I mean why is it that we see costumes based on traditional dress racist? The usual refrain is: “we are a culture, not a costume.” But if this is the case, would it not also be proper for Whites to decry costumes based on horned Vikings (which are historically inaccurate btw) or medieval knights?
Now the answer to my question is obvious. It’s not the same because of the disparity in power relations, and due to the vicious history of colonization that has imbued on to these images a different connotation.
I get that.
What I don’t get, is why this translates simply into: Don’t wear that Whitey
- - -
*The above is an excerpt from my latest blog post: http://alexfelipe.wordpress.com/2012/11/01/thats-racist-but-not-how-you-might-think/
(and in case you're wondering, yes I am a person of colour myself...
Meg Krausch — November 1, 2012
Good question, Kyle. In class, we spent some time discussing the difference between a) whites dressing up as any other racial or ethnic group and b) people of color dressing up as white or another racial/ethnic group. Our discussion came to the conclusion that concerning a) there is probably a gray area between definitely offensive and not doing it all, but for me this really comes back to the particular connection to the hurtful and offensive history of blackface and the role that costumes play within a social context. In other words, this isn't about defining clear racial lines that must not be crossed but instead about understanding how individual actions exist in a larger social and historical context. In this case, blackface was a long and racist tradition that cannot be ignored, and individual contemporary Halloween costumes exist in the shadow of that history, regardless of their wearers' intents. We also discussed white privilege, and pondered what the motivation is for whites to continue to dress up as "Indians" after being directly told that it is hurtful. What is the relative hurt to each party that is done by saying that certain costumes are off limits to certain people or not?
A few students brought up a Louis CK comedy routine which is meant to spoof white privilege, and another criteria we considered was whether comedy or costumes perpetuate or challenge domination and the status quo.
Meg Krausch — November 1, 2012
Hi Jen, that sounds really frustrating. Unfortunately, I'm pretty sure that not everyone is going to get it (especially not in one lesson), and even more unfortunately, I have a strong suspicion that some students (or people more generally) do not want to get it. Part of white privilege is the power to define and it's perhaps not surprising that many people are reluctant to give that up.

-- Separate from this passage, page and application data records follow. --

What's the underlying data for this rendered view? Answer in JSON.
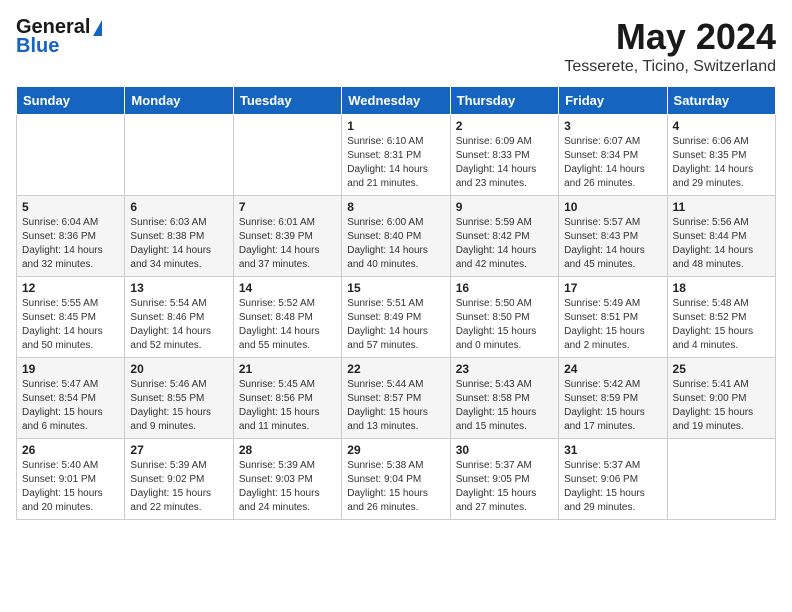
{
  "logo": {
    "general": "General",
    "blue": "Blue"
  },
  "title": "May 2024",
  "location": "Tesserete, Ticino, Switzerland",
  "days_of_week": [
    "Sunday",
    "Monday",
    "Tuesday",
    "Wednesday",
    "Thursday",
    "Friday",
    "Saturday"
  ],
  "weeks": [
    [
      {
        "day": "",
        "info": ""
      },
      {
        "day": "",
        "info": ""
      },
      {
        "day": "",
        "info": ""
      },
      {
        "day": "1",
        "info": "Sunrise: 6:10 AM\nSunset: 8:31 PM\nDaylight: 14 hours\nand 21 minutes."
      },
      {
        "day": "2",
        "info": "Sunrise: 6:09 AM\nSunset: 8:33 PM\nDaylight: 14 hours\nand 23 minutes."
      },
      {
        "day": "3",
        "info": "Sunrise: 6:07 AM\nSunset: 8:34 PM\nDaylight: 14 hours\nand 26 minutes."
      },
      {
        "day": "4",
        "info": "Sunrise: 6:06 AM\nSunset: 8:35 PM\nDaylight: 14 hours\nand 29 minutes."
      }
    ],
    [
      {
        "day": "5",
        "info": "Sunrise: 6:04 AM\nSunset: 8:36 PM\nDaylight: 14 hours\nand 32 minutes."
      },
      {
        "day": "6",
        "info": "Sunrise: 6:03 AM\nSunset: 8:38 PM\nDaylight: 14 hours\nand 34 minutes."
      },
      {
        "day": "7",
        "info": "Sunrise: 6:01 AM\nSunset: 8:39 PM\nDaylight: 14 hours\nand 37 minutes."
      },
      {
        "day": "8",
        "info": "Sunrise: 6:00 AM\nSunset: 8:40 PM\nDaylight: 14 hours\nand 40 minutes."
      },
      {
        "day": "9",
        "info": "Sunrise: 5:59 AM\nSunset: 8:42 PM\nDaylight: 14 hours\nand 42 minutes."
      },
      {
        "day": "10",
        "info": "Sunrise: 5:57 AM\nSunset: 8:43 PM\nDaylight: 14 hours\nand 45 minutes."
      },
      {
        "day": "11",
        "info": "Sunrise: 5:56 AM\nSunset: 8:44 PM\nDaylight: 14 hours\nand 48 minutes."
      }
    ],
    [
      {
        "day": "12",
        "info": "Sunrise: 5:55 AM\nSunset: 8:45 PM\nDaylight: 14 hours\nand 50 minutes."
      },
      {
        "day": "13",
        "info": "Sunrise: 5:54 AM\nSunset: 8:46 PM\nDaylight: 14 hours\nand 52 minutes."
      },
      {
        "day": "14",
        "info": "Sunrise: 5:52 AM\nSunset: 8:48 PM\nDaylight: 14 hours\nand 55 minutes."
      },
      {
        "day": "15",
        "info": "Sunrise: 5:51 AM\nSunset: 8:49 PM\nDaylight: 14 hours\nand 57 minutes."
      },
      {
        "day": "16",
        "info": "Sunrise: 5:50 AM\nSunset: 8:50 PM\nDaylight: 15 hours\nand 0 minutes."
      },
      {
        "day": "17",
        "info": "Sunrise: 5:49 AM\nSunset: 8:51 PM\nDaylight: 15 hours\nand 2 minutes."
      },
      {
        "day": "18",
        "info": "Sunrise: 5:48 AM\nSunset: 8:52 PM\nDaylight: 15 hours\nand 4 minutes."
      }
    ],
    [
      {
        "day": "19",
        "info": "Sunrise: 5:47 AM\nSunset: 8:54 PM\nDaylight: 15 hours\nand 6 minutes."
      },
      {
        "day": "20",
        "info": "Sunrise: 5:46 AM\nSunset: 8:55 PM\nDaylight: 15 hours\nand 9 minutes."
      },
      {
        "day": "21",
        "info": "Sunrise: 5:45 AM\nSunset: 8:56 PM\nDaylight: 15 hours\nand 11 minutes."
      },
      {
        "day": "22",
        "info": "Sunrise: 5:44 AM\nSunset: 8:57 PM\nDaylight: 15 hours\nand 13 minutes."
      },
      {
        "day": "23",
        "info": "Sunrise: 5:43 AM\nSunset: 8:58 PM\nDaylight: 15 hours\nand 15 minutes."
      },
      {
        "day": "24",
        "info": "Sunrise: 5:42 AM\nSunset: 8:59 PM\nDaylight: 15 hours\nand 17 minutes."
      },
      {
        "day": "25",
        "info": "Sunrise: 5:41 AM\nSunset: 9:00 PM\nDaylight: 15 hours\nand 19 minutes."
      }
    ],
    [
      {
        "day": "26",
        "info": "Sunrise: 5:40 AM\nSunset: 9:01 PM\nDaylight: 15 hours\nand 20 minutes."
      },
      {
        "day": "27",
        "info": "Sunrise: 5:39 AM\nSunset: 9:02 PM\nDaylight: 15 hours\nand 22 minutes."
      },
      {
        "day": "28",
        "info": "Sunrise: 5:39 AM\nSunset: 9:03 PM\nDaylight: 15 hours\nand 24 minutes."
      },
      {
        "day": "29",
        "info": "Sunrise: 5:38 AM\nSunset: 9:04 PM\nDaylight: 15 hours\nand 26 minutes."
      },
      {
        "day": "30",
        "info": "Sunrise: 5:37 AM\nSunset: 9:05 PM\nDaylight: 15 hours\nand 27 minutes."
      },
      {
        "day": "31",
        "info": "Sunrise: 5:37 AM\nSunset: 9:06 PM\nDaylight: 15 hours\nand 29 minutes."
      },
      {
        "day": "",
        "info": ""
      }
    ]
  ]
}
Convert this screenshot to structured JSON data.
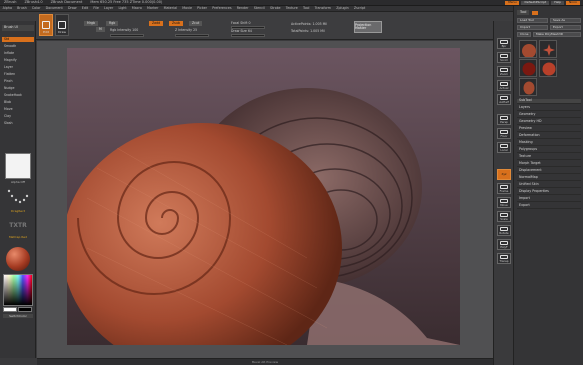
{
  "titlebar": {
    "segments": [
      "ZBrush",
      "ZBrush4.0",
      "ZBrush Document",
      "Mem 650.25  Free 735  ZTime 0.000(0.00)"
    ],
    "buttons": [
      "Menu",
      "DefaultZScript",
      "Help",
      "Nnnn"
    ]
  },
  "menubar": {
    "items": [
      "Alpha",
      "Brush",
      "Color",
      "Document",
      "Draw",
      "Edit",
      "File",
      "Layer",
      "Light",
      "Macro",
      "Marker",
      "Material",
      "Movie",
      "Picker",
      "Preferences",
      "Render",
      "Stencil",
      "Stroke",
      "Texture",
      "Tool",
      "Transform",
      "Zplugin",
      "Zscript"
    ]
  },
  "shelf": {
    "tools": [
      {
        "label": "Edit"
      },
      {
        "label": "Draw"
      }
    ],
    "labels": {
      "rgb": "Rgb",
      "m": "M",
      "mrgb": "Mrgb",
      "rgb_intensity": "Rgb Intensity 100",
      "zadd": "Zadd",
      "zsub": "Zsub",
      "zcut": "Zcut",
      "z_intensity": "Z Intensity 25",
      "focal_shift": "Focal Shift 0",
      "draw_size": "Draw Size 64",
      "active_points": "ActivePoints: 1.005 Mil",
      "total_points": "TotalPoints: 1.005 Mil",
      "projection_master": "Projection Master"
    }
  },
  "leftpanel": {
    "tab": "Brush UI",
    "items": [
      {
        "label": "Std",
        "selected": true
      },
      {
        "label": "Smooth",
        "selected": false
      },
      {
        "label": "Inflate",
        "selected": false
      },
      {
        "label": "Magnify",
        "selected": false
      },
      {
        "label": "Layer",
        "selected": false
      },
      {
        "label": "Flatten",
        "selected": false
      },
      {
        "label": "Pinch",
        "selected": false
      },
      {
        "label": "Nudge",
        "selected": false
      },
      {
        "label": "SnakeHook",
        "selected": false
      },
      {
        "label": "Blob",
        "selected": false
      },
      {
        "label": "Move",
        "selected": false
      },
      {
        "label": "Clay",
        "selected": false
      },
      {
        "label": "Slash",
        "selected": false
      }
    ],
    "alpha_label": "Alpha Off",
    "stroke_label": "DragRect",
    "texture_label": "TXTR",
    "material_label": "MatCap Red",
    "switch_color": "SwitchColor"
  },
  "rightcol": {
    "buttons": [
      "Bpr",
      "Scroll",
      "Zoom",
      "Actual",
      "AAHalf",
      "Persp",
      "Floor",
      "Local",
      "Xyz",
      "Frame",
      "Move",
      "Scale",
      "Rotate",
      "PolyF",
      "Transp"
    ]
  },
  "rightpanel": {
    "header": "Tool",
    "buttons": [
      "Load Tool",
      "Save As",
      "Import",
      "Export",
      "Clone",
      "Make PolyMesh3D"
    ],
    "menus": [
      "SubTool",
      "Layers",
      "Geometry",
      "Geometry HD",
      "Preview",
      "Deformation",
      "Masking",
      "Polygroups",
      "Texture",
      "Morph Target",
      "Displacement",
      "NormalMap",
      "Unified Skin",
      "Display Properties",
      "Import",
      "Export"
    ]
  },
  "canvas": {
    "description_hidden": ""
  },
  "bottombar": {
    "label": "Bevel AR Preview"
  }
}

As for your comment, Alex, I would just say that certainly no one here is advocating only talking about costumes and leaving aside all of the other myriad ways that racial inequality structures our lives!